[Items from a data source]
* * * * *

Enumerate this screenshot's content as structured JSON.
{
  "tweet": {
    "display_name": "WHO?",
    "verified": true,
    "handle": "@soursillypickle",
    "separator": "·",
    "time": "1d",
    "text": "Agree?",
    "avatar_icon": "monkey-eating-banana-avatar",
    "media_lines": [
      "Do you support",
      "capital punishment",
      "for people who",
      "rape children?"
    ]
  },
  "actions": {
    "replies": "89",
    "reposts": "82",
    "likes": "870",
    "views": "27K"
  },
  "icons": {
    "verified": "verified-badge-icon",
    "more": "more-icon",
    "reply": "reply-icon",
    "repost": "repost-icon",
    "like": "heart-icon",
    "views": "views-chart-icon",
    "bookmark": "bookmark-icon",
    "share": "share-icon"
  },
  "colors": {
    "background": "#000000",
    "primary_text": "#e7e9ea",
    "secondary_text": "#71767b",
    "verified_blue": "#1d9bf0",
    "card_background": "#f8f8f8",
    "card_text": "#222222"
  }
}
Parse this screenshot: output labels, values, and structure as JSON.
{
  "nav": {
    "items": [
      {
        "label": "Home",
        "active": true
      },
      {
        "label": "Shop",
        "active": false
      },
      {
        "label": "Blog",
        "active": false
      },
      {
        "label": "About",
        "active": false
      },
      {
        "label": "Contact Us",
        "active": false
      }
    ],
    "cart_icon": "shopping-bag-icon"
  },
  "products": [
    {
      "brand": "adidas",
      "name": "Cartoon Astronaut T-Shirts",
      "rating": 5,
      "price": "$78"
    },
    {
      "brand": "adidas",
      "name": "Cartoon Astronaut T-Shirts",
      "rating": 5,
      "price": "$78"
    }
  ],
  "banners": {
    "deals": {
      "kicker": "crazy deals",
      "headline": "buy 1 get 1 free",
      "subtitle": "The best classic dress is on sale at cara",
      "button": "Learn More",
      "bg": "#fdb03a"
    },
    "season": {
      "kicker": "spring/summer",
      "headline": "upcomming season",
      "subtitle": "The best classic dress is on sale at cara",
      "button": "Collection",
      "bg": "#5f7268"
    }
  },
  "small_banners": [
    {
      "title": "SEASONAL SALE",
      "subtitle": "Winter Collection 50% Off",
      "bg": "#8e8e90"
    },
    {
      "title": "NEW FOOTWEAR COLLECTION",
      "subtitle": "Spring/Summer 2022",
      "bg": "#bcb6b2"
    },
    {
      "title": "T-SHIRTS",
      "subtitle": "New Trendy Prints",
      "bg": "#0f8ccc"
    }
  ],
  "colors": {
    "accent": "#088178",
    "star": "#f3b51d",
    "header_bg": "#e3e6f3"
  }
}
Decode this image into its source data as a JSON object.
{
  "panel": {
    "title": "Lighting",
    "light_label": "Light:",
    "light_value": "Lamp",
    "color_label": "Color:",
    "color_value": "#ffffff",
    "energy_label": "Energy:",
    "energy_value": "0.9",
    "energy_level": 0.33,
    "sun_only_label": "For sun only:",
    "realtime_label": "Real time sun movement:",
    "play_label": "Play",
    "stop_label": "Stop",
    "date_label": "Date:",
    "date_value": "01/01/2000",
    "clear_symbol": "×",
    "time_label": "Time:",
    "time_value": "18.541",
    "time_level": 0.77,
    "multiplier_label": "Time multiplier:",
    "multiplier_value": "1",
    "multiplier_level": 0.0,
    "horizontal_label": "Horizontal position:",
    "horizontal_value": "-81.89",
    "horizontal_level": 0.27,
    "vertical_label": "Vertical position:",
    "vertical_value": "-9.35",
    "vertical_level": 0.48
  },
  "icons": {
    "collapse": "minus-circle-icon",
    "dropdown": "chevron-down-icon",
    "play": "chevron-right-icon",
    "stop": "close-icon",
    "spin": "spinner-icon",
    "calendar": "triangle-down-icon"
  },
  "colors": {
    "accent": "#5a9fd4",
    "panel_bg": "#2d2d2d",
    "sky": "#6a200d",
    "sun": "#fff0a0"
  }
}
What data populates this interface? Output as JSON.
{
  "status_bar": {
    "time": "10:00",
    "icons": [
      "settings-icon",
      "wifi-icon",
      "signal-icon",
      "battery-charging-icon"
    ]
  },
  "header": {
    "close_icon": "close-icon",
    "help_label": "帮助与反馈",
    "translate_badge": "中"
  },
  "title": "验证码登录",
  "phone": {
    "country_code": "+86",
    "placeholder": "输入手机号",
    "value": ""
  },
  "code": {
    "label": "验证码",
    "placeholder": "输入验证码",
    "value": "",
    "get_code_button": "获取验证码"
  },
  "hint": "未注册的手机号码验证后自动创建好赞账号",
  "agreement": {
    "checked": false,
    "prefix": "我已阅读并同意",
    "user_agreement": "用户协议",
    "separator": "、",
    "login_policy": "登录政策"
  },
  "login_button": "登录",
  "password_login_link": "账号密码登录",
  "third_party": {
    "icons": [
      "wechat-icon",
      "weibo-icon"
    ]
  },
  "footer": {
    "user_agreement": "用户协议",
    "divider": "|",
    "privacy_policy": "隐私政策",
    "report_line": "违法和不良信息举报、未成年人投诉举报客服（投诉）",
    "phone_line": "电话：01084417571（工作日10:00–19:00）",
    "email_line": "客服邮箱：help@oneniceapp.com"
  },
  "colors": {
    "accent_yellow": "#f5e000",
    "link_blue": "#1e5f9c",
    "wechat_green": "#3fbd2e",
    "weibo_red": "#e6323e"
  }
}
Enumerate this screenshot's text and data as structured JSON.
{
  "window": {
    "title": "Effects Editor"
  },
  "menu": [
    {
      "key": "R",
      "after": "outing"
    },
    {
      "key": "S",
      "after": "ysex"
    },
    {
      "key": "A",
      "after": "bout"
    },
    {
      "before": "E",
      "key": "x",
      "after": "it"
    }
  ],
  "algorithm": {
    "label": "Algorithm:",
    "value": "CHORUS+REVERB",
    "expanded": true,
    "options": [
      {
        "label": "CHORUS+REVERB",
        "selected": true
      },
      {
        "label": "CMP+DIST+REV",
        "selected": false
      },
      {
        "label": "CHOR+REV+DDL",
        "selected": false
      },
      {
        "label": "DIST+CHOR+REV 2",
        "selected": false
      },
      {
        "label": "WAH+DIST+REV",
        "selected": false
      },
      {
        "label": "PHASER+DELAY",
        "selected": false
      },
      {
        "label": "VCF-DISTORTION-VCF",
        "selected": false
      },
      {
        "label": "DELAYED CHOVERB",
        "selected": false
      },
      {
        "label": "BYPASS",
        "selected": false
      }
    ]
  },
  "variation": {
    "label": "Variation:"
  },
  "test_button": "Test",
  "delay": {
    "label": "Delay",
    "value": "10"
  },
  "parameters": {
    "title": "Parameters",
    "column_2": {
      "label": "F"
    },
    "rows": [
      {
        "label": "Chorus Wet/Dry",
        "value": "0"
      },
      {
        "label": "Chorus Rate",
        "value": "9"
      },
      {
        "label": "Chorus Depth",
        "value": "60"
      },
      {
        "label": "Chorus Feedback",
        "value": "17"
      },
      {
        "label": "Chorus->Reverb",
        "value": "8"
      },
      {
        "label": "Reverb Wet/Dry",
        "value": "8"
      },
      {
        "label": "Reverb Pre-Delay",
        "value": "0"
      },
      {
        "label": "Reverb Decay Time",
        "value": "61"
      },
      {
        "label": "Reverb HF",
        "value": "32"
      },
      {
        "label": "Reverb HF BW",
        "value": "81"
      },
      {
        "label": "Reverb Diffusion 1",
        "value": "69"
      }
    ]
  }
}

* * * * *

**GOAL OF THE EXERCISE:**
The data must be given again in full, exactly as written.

**YOUR SOLUTION:**
Enumerate this screenshot's content as structured JSON.
{
  "tweet": {
    "display_name": "WHO?",
    "verified": true,
    "handle": "@soursillypickle",
    "separator": "·",
    "time": "1d",
    "text": "Agree?",
    "avatar_icon": "monkey-eating-banana-avatar",
    "media_lines": [
      "Do you support",
      "capital punishment",
      "for people who",
      "rape children?"
    ]
  },
  "actions": {
    "replies": "89",
    "reposts": "82",
    "likes": "870",
    "views": "27K"
  },
  "icons": {
    "verified": "verified-badge-icon",
    "more": "more-icon",
    "reply": "reply-icon",
    "repost": "repost-icon",
    "like": "heart-icon",
    "views": "views-chart-icon",
    "bookmark": "bookmark-icon",
    "share": "share-icon"
  },
  "colors": {
    "background": "#000000",
    "primary_text": "#e7e9ea",
    "secondary_text": "#71767b",
    "verified_blue": "#1d9bf0",
    "card_background": "#f8f8f8",
    "card_text": "#222222"
  }
}
Parse this screenshot: output labels, values, and structure as JSON.
{
  "nav": {
    "items": [
      {
        "label": "Home",
        "active": true
      },
      {
        "label": "Shop",
        "active": false
      },
      {
        "label": "Blog",
        "active": false
      },
      {
        "label": "About",
        "active": false
      },
      {
        "label": "Contact Us",
        "active": false
      }
    ],
    "cart_icon": "shopping-bag-icon"
  },
  "products": [
    {
      "brand": "adidas",
      "name": "Cartoon Astronaut T-Shirts",
      "rating": 5,
      "price": "$78"
    },
    {
      "brand": "adidas",
      "name": "Cartoon Astronaut T-Shirts",
      "rating": 5,
      "price": "$78"
    }
  ],
  "banners": {
    "deals": {
      "kicker": "crazy deals",
      "headline": "buy 1 get 1 free",
      "subtitle": "The best classic dress is on sale at cara",
      "button": "Learn More",
      "bg": "#fdb03a"
    },
    "season": {
      "kicker": "spring/summer",
      "headline": "upcomming season",
      "subtitle": "The best classic dress is on sale at cara",
      "button": "Collection",
      "bg": "#5f7268"
    }
  },
  "small_banners": [
    {
      "title": "SEASONAL SALE",
      "subtitle": "Winter Collection 50% Off",
      "bg": "#8e8e90"
    },
    {
      "title": "NEW FOOTWEAR COLLECTION",
      "subtitle": "Spring/Summer 2022",
      "bg": "#bcb6b2"
    },
    {
      "title": "T-SHIRTS",
      "subtitle": "New Trendy Prints",
      "bg": "#0f8ccc"
    }
  ],
  "colors": {
    "accent": "#088178",
    "star": "#f3b51d",
    "header_bg": "#e3e6f3"
  }
}
Decode this image into its source data as a JSON object.
{
  "panel": {
    "title": "Lighting",
    "light_label": "Light:",
    "light_value": "Lamp",
    "color_label": "Color:",
    "color_value": "#ffffff",
    "energy_label": "Energy:",
    "energy_value": "0.9",
    "energy_level": 0.33,
    "sun_only_label": "For sun only:",
    "realtime_label": "Real time sun movement:",
    "play_label": "Play",
    "stop_label": "Stop",
    "date_label": "Date:",
    "date_value": "01/01/2000",
    "clear_symbol": "×",
    "time_label": "Time:",
    "time_value": "18.541",
    "time_level": 0.77,
    "multiplier_label": "Time multiplier:",
    "multiplier_value": "1",
    "multiplier_level": 0.0,
    "horizontal_label": "Horizontal position:",
    "horizontal_value": "-81.89",
    "horizontal_level": 0.27,
    "vertical_label": "Vertical position:",
    "vertical_value": "-9.35",
    "vertical_level": 0.48
  },
  "icons": {
    "collapse": "minus-circle-icon",
    "dropdown": "chevron-down-icon",
    "play": "chevron-right-icon",
    "stop": "close-icon",
    "spin": "spinner-icon",
    "calendar": "triangle-down-icon"
  },
  "colors": {
    "accent": "#5a9fd4",
    "panel_bg": "#2d2d2d",
    "sky": "#6a200d",
    "sun": "#fff0a0"
  }
}
What data populates this interface? Output as JSON.
{
  "status_bar": {
    "time": "10:00",
    "icons": [
      "settings-icon",
      "wifi-icon",
      "signal-icon",
      "battery-charging-icon"
    ]
  },
  "header": {
    "close_icon": "close-icon",
    "help_label": "帮助与反馈",
    "translate_badge": "中"
  },
  "title": "验证码登录",
  "phone": {
    "country_code": "+86",
    "placeholder": "输入手机号",
    "value": ""
  },
  "code": {
    "label": "验证码",
    "placeholder": "输入验证码",
    "value": "",
    "get_code_button": "获取验证码"
  },
  "hint": "未注册的手机号码验证后自动创建好赞账号",
  "agreement": {
    "checked": false,
    "prefix": "我已阅读并同意",
    "user_agreement": "用户协议",
    "separator": "、",
    "login_policy": "登录政策"
  },
  "login_button": "登录",
  "password_login_link": "账号密码登录",
  "third_party": {
    "icons": [
      "wechat-icon",
      "weibo-icon"
    ]
  },
  "footer": {
    "user_agreement": "用户协议",
    "divider": "|",
    "privacy_policy": "隐私政策",
    "report_line": "违法和不良信息举报、未成年人投诉举报客服（投诉）",
    "phone_line": "电话：01084417571（工作日10:00–19:00）",
    "email_line": "客服邮箱：help@oneniceapp.com"
  },
  "colors": {
    "accent_yellow": "#f5e000",
    "link_blue": "#1e5f9c",
    "wechat_green": "#3fbd2e",
    "weibo_red": "#e6323e"
  }
}
Enumerate this screenshot's text and data as structured JSON.
{
  "window": {
    "title": "Effects Editor"
  },
  "menu": [
    {
      "key": "R",
      "after": "outing"
    },
    {
      "key": "S",
      "after": "ysex"
    },
    {
      "key": "A",
      "after": "bout"
    },
    {
      "before": "E",
      "key": "x",
      "after": "it"
    }
  ],
  "algorithm": {
    "label": "Algorithm:",
    "value": "CHORUS+REVERB",
    "expanded": true,
    "options": [
      {
        "label": "CHORUS+REVERB",
        "selected": true
      },
      {
        "label": "CMP+DIST+REV",
        "selected": false
      },
      {
        "label": "CHOR+REV+DDL",
        "selected": false
      },
      {
        "label": "DIST+CHOR+REV 2",
        "selected": false
      },
      {
        "label": "WAH+DIST+REV",
        "selected": false
      },
      {
        "label": "PHASER+DELAY",
        "selected": false
      },
      {
        "label": "VCF-DISTORTION-VCF",
        "selected": false
      },
      {
        "label": "DELAYED CHOVERB",
        "selected": false
      },
      {
        "label": "BYPASS",
        "selected": false
      }
    ]
  },
  "variation": {
    "label": "Variation:"
  },
  "test_button": "Test",
  "delay": {
    "label": "Delay",
    "value": "10"
  },
  "parameters": {
    "title": "Parameters",
    "column_2": {
      "label": "F"
    },
    "rows": [
      {
        "label": "Chorus Wet/Dry",
        "value": "0"
      },
      {
        "label": "Chorus Rate",
        "value": "9"
      },
      {
        "label": "Chorus Depth",
        "value": "60"
      },
      {
        "label": "Chorus Feedback",
        "value": "17"
      },
      {
        "label": "Chorus->Reverb",
        "value": "8"
      },
      {
        "label": "Reverb Wet/Dry",
        "value": "8"
      },
      {
        "label": "Reverb Pre-Delay",
        "value": "0"
      },
      {
        "label": "Reverb Decay Time",
        "value": "61"
      },
      {
        "label": "Reverb HF",
        "value": "32"
      },
      {
        "label": "Reverb HF BW",
        "value": "81"
      },
      {
        "label": "Reverb Diffusion 1",
        "value": "69"
      }
    ]
  }
}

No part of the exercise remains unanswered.